- Wait depending on the turnaround time of the tier you submit your comics under — The wait is the hardest part. Make sure you take into account that business days are being counted, not weekends or holidays!
Check out our free online comic price guide
CGC vs CBCS — Which Is Better?
If CGC deserves the gold medal in the arena of grading comic books, then CBCS deserves a silver medal.
CBCS is a grading company founded by the original primary grader of CGC, Steve Borock, in 2015. After three years of fitful growth, CBCS was bought out by Beckett Media in 2018. CBCS moved its operations from Florida to Texas to Beckett’s headquarters. In the move, CBCS lost a significant number of its customer service employees and had a difficult time keeping its customer service up to par.

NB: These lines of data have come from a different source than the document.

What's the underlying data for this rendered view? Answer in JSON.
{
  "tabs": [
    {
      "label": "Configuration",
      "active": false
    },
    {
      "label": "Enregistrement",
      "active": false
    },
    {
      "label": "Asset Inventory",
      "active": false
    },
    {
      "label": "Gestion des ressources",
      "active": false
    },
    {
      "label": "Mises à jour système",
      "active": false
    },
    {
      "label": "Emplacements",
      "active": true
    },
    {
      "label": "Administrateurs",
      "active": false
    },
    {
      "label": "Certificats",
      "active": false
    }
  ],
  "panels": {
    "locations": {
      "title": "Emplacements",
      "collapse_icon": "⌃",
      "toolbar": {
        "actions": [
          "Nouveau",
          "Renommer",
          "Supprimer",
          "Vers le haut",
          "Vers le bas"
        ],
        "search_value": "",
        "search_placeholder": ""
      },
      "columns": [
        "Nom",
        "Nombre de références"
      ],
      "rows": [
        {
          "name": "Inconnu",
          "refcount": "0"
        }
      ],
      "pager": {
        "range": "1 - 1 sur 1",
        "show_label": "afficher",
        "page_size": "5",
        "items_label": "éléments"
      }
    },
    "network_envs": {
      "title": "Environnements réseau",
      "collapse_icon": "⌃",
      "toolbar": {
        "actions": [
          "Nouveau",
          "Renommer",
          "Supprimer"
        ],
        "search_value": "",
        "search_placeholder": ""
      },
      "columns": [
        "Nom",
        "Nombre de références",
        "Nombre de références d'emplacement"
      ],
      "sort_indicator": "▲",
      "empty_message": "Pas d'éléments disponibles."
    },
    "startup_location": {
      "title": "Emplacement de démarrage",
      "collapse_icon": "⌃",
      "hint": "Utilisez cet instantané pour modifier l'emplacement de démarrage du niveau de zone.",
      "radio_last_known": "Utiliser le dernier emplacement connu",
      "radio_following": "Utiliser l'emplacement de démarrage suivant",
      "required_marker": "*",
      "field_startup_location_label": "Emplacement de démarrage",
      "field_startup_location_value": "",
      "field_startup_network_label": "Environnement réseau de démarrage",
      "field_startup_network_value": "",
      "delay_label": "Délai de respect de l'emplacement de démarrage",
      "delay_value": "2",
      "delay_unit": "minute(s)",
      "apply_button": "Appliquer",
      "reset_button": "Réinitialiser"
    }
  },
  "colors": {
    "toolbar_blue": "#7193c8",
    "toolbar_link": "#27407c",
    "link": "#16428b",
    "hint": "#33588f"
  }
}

CBCS’ fees are slightly less expensive than CGC’s and sometimes its turnaround times are quite a bit faster. For modern books (post-1974), you should submit your comics to CGC, not CBCS, as CGC modern books hold their value in the marketplace much better. For vintage comics, the difference in price is much less and, many times, non-existent. Overall, CBCS has been a welcome option and brought some well-needed competition to CGC.
CGC vs PGX — Which Is Better?

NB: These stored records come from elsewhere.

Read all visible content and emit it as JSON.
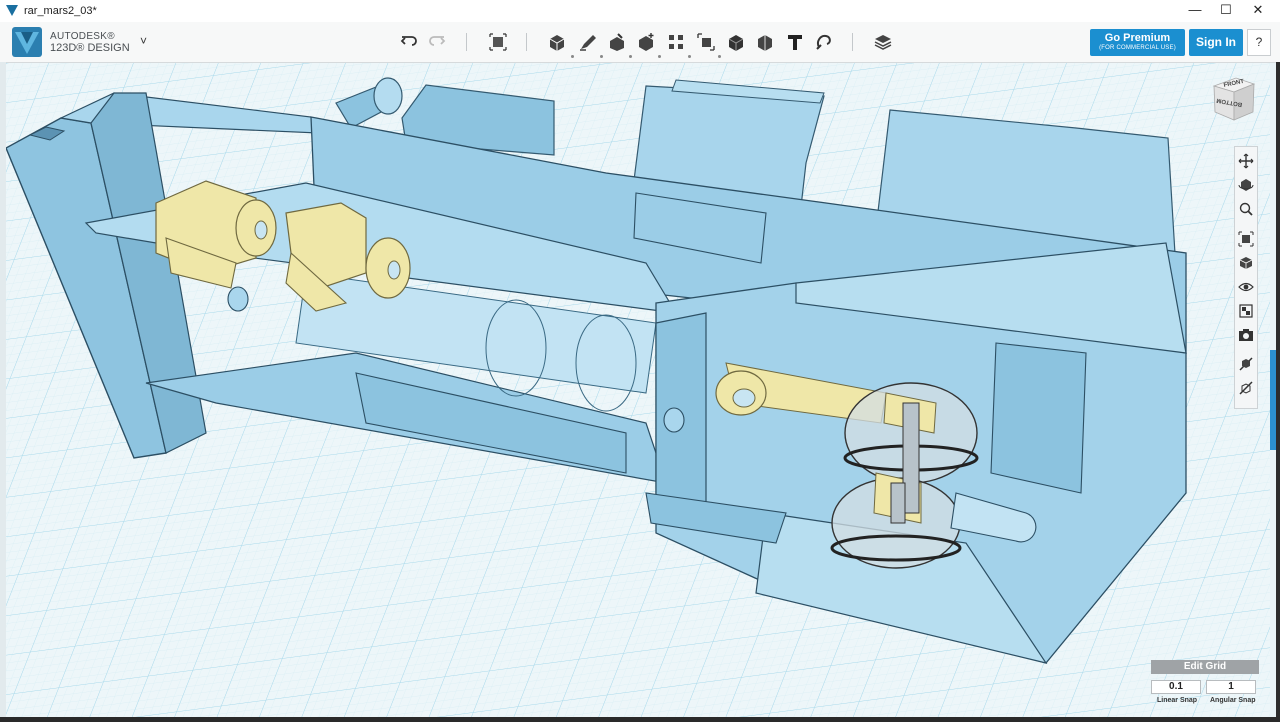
{
  "window": {
    "title": "rar_mars2_03*",
    "minimize_icon": "minimize-icon",
    "maximize_icon": "maximize-icon",
    "close_icon": "close-icon",
    "minimize_glyph": "—",
    "maximize_glyph": "☐",
    "close_glyph": "✕"
  },
  "brand": {
    "line1": "AUTODESK®",
    "line2": "123D® DESIGN",
    "menu_glyph": "˅"
  },
  "toolbar": {
    "tools": [
      "undo-icon",
      "redo-icon",
      "transform-icon",
      "primitives-icon",
      "sketch-icon",
      "construct-icon",
      "modify-icon",
      "pattern-icon",
      "group-icon",
      "combine-icon",
      "measure-icon",
      "text-icon",
      "snap-icon",
      "material-icon"
    ]
  },
  "account": {
    "premium_label": "Go Premium",
    "premium_sub": "(FOR COMMERCIAL USE)",
    "signin_label": "Sign In",
    "help_label": "?"
  },
  "viewcube": {
    "top_label": "FRONT",
    "side_label": "BOTTOM"
  },
  "nav": {
    "tools": [
      "pan-icon",
      "orbit-icon",
      "zoom-icon",
      "fit-icon",
      "view-icon",
      "visibility-icon",
      "materials-icon",
      "camera-icon",
      "outline-icon",
      "grid-icon"
    ]
  },
  "grid": {
    "edit_label": "Edit Grid",
    "linear_value": "0.1",
    "angular_value": "1",
    "linear_label": "Linear Snap",
    "angular_label": "Angular Snap"
  },
  "colors": {
    "accent": "#1b8fd0",
    "part_blue": "#9fcde8",
    "part_yellow": "#efe7a8",
    "grid_line": "#9ed3e6"
  }
}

If CGC earns a gold medal and CBCS a silver, does that mean the other grading company, PGX, deserves the bronze? The short answer is that PGX should be disqualified from competition completely due to its business practices and negligence. It sometimes fails to spot restoration and trimming on comics and its grading is suspect. Other accusations have been made against PGX, which won’t be repeated here. Just do your research before submitting to this company. CGC and CBCS are both much better options for certifying your comic books.
Should You Send Your Comics to CGC?
If you have comics that are flawless and were printed post-1974, then you might consider submitting your comics to CGC. The cost is $20 per comic plus shipping both ways. The cost ends up being about $25 for comics from this era. It’s a big risk for comics from this era if you don’t get a CGC Grading of 9.6 or 9.8.
If you have comics pre-1975, search our price guide to see if your comic has any significant value. If it does, you might want to consider getting it certified by CGC. Generally speaking, your comic should be worth $200 or more to justify the costs of getting it certified. Certification costs start at $27 + shipping both ways and go up from there depending on the value you assign the comic. If you need some help with grading your comics before submitting, we will soon have a very informative video that will help you get a ballpark idea of the grading your comics might be assigned by CGC.
Do you have any questions about buying or selling valuable vintage comics? At Quality Comix, our expert team is here to help. Contact us today to discuss selling your comics.